During the first month of this year, Sam Roderick says he had a friend who underwent surgery and he wanted to do something more than simply wish her well. His initial idea was to use clay to sculpt an egg without a center. He wanted to write his friend’s name and a prayer for her on a piece of paper and put it in the open space.
Unfortunately, he found that crafting such an egg proved too difficult. Fortunately, Roderick didn’t stop thinking of a way to create something that could hold a prayer or a wish.
Roderick started Wonderland Craft Studio, where he makes a variety of ceramics varying from dual purpose water pitcher/plant-watering device to something he calls wish people. He is also entering a piece in the upcoming Mayor’s Art Show. He titled his piece “Teacher and Students.”
Roderick says that he hopes that his wish people can create a new type of ritual for people who want to send out more than verbal prayers and wishes. He says that people of any faith or even atheists can use them to find a way to connect beyond their own thoughts and wishes. Roderick also says that his original concept for his wish people has expanded beyond his original intent. He says that customers have used them as birthday gifts and wedding presents.

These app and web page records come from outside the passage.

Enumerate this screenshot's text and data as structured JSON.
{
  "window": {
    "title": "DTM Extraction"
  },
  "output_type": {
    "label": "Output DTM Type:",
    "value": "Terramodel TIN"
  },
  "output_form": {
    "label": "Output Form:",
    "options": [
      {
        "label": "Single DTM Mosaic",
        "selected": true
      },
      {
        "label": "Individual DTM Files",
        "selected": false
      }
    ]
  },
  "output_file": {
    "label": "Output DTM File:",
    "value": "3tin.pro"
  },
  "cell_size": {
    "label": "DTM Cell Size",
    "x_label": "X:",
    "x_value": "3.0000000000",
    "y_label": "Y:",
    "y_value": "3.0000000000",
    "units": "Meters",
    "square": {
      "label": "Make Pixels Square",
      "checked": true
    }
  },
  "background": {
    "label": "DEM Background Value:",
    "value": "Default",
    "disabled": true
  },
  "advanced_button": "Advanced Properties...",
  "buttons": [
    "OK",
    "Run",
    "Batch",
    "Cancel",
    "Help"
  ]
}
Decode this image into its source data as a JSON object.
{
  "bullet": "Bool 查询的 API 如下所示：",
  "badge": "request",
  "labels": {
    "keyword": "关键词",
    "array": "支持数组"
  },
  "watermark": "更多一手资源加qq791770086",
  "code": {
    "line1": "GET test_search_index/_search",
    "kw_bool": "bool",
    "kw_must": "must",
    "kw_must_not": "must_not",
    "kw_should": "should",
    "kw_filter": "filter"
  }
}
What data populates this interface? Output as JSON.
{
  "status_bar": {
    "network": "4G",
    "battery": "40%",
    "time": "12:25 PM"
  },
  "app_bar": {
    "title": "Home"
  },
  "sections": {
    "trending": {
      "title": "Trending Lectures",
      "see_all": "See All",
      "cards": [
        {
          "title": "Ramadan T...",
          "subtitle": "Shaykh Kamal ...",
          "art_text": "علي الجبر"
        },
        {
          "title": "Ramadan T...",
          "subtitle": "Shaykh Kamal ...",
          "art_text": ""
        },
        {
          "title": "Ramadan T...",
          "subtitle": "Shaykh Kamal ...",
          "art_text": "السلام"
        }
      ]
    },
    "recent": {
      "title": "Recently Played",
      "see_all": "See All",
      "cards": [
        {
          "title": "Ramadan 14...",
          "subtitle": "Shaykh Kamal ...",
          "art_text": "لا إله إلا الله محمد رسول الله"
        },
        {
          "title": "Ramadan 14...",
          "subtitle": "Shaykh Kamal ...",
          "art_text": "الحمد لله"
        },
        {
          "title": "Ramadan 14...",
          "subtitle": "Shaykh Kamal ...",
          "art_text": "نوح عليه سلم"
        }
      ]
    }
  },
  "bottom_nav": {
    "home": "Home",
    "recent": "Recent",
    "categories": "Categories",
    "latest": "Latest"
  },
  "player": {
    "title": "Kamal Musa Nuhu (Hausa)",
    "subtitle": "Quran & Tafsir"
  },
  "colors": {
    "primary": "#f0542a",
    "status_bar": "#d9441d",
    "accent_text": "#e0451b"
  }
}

Before moving to America, Roderick was born and grew up in the Philippines, where he lived in Manila with his adopted parents until the age of 10. He says he learned Tagalog, Mandarin Chinese, and FuJian, another dialect of Chinese that was spoken by his adopted family. Roderick later moved to Glendale, California, where he enjoyed the underground music scene of nearby Los Angeles and learned Spanish. Around the age of 22, he moved to Washington state and eventually discovered respect for Buddhism which he says keeps him in check. His Buddhist interests prompted him to learn the Tibetan alphabet.
Roderick has lived in Eugene, Oregon, since 2002. He previously worked as a graphic designer, working on websites, and still does some work for a few clients.
He also has worked for three years with Sacred Heart Hospice patients, conducting life interviews for terminally ill patients. When he started working with those patients, Roderick said he wandering if the patients were going to accept him, but found people willing to share their life experiences with him. He says that he has a list of guidelines for how to interview patients, but can’t always go by those guidelines. He compares his interview experiences to driving a car, saying that the patients are driving and he’s in the passenger’s seat.
Roderick became interested in both Hospice work and ceramics after his mother, Betty Roxas-Chua, suddenly passed away on December 28th, 2005 of an aortic aneurysm. He went to a bereavement group and after hearing grief stories, he says he felt like he needed to talk about her passing.
Roderick says his mother was a business woman who started a dress shop at an early age. He said she started many businesses throughout her life, and he thought she was very courageous in doing so. One of the reasons he creates with clay is to give tribute to her.